This is an archived article and the information in the article may be outdated. Please look at the time stamp on the story to see when it was last updated.

INTERNATIONAL SPACE STATION–Most people know that water isn’t quite the same in space–in fact, liquid water has only been discovered on Earth.

Scientists on the International Space Station recently recorded a high-definition video of the manipulation of a drop of water, and it’s extraordinary.

First, astronaut Scott Kelly colored the water drop blue with basic food coloring, and then added some color to make it green. Then, he added an effervescent tablet into the water, and you can see the bubbling effect right in front of your eyes.

The purpose, according to NASA, is to experiment with knew 4k cameras, which record at four times the resolution of a regular high-definition camera. The cameras can help the scientists see new details on things like space crafts docking and undocking from the space station.

“This is a huge leap in camera technology for spaceflight,” said Rodney Grubbs, the program manager for NASA’s imagery experts program at the Marshall Space Flight Center in Huntsville, Alabama, in July when the cameras were first sent to the ISS. “These cameras have large sensors capable of very high resolution imaging at high frame rates. It is like having a high speed 35MM motion picture film camera, but it is compact, can use lenses we already have up there, and it is digital. No film to return to Earth.”
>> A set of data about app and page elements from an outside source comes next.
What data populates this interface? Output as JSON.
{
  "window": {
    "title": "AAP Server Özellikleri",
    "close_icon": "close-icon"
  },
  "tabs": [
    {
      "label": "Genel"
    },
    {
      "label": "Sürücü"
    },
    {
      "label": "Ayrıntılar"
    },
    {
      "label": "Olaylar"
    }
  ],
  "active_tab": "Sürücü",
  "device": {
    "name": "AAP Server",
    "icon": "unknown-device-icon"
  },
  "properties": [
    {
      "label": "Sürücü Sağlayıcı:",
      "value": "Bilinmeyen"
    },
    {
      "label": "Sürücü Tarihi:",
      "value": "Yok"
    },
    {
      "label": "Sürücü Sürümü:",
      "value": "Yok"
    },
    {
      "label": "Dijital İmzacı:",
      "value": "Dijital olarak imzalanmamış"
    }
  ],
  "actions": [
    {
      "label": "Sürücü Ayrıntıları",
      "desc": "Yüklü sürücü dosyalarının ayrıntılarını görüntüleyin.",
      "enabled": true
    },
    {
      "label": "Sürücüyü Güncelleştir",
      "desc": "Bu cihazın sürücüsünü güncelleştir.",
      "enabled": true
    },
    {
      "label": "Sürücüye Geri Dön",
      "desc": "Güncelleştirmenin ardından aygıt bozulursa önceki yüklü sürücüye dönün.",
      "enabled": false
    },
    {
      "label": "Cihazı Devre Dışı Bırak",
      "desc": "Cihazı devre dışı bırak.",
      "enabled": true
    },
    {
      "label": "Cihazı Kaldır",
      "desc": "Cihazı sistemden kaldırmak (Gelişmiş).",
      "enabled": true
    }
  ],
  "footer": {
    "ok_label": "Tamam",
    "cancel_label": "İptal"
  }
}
The cameras are the same ones used to record movies like “The Hobbit.”

Here’s another video maniuplating water from earlier this summer: